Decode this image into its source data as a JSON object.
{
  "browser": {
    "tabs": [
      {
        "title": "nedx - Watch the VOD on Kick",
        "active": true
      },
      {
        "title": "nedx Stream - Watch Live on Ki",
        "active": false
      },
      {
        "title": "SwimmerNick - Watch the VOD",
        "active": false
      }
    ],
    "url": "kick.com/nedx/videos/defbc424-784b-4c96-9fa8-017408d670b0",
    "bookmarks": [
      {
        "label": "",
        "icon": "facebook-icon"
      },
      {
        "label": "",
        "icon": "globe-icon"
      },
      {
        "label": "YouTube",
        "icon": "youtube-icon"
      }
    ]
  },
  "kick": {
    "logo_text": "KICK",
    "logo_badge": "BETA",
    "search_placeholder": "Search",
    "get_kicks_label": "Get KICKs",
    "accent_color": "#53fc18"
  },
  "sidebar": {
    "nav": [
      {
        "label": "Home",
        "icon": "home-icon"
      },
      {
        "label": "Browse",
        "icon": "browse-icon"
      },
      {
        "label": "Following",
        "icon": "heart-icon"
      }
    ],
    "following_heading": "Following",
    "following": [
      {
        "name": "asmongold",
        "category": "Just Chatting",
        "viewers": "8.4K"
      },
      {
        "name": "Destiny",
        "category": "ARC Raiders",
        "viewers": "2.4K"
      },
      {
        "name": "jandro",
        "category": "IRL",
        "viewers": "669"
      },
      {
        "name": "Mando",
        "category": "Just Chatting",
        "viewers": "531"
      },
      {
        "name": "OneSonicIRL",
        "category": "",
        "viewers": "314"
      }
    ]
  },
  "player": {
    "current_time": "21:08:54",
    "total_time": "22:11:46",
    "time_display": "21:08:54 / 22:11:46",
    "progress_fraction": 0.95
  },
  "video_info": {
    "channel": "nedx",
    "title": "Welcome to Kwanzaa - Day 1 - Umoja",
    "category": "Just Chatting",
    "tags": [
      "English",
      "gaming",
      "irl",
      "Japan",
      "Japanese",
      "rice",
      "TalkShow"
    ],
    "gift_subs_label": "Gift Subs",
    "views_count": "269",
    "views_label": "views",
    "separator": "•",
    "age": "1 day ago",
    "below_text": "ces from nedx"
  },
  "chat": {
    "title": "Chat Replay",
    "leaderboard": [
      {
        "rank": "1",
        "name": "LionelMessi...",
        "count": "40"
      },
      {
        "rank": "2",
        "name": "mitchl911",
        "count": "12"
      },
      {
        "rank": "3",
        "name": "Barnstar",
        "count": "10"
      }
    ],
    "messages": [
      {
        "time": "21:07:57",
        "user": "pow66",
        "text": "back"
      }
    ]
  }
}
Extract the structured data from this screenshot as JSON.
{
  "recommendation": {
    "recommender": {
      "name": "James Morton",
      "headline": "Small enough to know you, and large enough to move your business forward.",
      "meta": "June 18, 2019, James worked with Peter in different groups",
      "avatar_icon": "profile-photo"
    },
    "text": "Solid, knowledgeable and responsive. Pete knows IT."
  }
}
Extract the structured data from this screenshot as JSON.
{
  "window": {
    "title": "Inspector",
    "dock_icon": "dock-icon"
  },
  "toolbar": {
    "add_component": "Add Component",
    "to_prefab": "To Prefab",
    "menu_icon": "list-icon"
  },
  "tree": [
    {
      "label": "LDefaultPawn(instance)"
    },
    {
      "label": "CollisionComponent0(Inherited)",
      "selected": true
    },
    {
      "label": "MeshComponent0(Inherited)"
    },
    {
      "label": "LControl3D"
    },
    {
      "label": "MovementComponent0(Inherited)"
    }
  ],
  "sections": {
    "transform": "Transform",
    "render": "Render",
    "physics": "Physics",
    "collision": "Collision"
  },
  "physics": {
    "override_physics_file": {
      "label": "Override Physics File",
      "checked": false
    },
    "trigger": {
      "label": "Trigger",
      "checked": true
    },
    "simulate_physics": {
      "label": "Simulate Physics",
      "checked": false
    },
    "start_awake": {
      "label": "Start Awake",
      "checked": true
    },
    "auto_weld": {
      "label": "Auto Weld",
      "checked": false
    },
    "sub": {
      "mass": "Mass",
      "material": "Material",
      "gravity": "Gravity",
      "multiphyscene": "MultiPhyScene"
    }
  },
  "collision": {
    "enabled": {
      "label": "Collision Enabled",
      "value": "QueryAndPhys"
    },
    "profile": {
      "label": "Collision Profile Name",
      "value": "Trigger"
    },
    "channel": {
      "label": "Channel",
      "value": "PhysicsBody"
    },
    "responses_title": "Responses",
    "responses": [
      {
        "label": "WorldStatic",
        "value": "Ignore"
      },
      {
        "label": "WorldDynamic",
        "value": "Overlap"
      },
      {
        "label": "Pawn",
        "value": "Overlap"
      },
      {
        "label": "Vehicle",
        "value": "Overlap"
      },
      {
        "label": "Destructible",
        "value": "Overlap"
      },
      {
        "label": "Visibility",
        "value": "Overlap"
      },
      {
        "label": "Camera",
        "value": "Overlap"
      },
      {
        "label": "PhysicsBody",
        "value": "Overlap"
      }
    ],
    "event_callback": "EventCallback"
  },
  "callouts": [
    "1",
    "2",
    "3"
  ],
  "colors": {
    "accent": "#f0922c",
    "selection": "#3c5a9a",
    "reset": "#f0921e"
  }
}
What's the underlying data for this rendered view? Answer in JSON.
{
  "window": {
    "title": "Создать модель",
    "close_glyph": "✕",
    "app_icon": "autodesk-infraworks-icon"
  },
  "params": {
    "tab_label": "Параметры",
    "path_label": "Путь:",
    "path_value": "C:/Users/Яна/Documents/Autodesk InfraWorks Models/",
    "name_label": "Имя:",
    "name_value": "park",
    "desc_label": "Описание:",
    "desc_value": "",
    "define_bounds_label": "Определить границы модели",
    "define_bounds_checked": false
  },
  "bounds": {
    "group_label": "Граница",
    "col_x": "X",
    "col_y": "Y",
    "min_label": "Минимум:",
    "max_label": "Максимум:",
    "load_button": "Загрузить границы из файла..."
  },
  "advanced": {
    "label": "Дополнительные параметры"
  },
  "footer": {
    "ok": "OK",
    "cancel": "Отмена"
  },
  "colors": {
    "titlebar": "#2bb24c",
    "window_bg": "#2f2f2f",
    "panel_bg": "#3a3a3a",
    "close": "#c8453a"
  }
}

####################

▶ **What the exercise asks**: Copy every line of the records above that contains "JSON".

▶ **Exercise solution**:
Decode this image into its source data as a JSON object.
Extract the structured data from this screenshot as JSON.
Extract the structured data from this screenshot as JSON.
What's the underlying data for this rendered view? Answer in JSON.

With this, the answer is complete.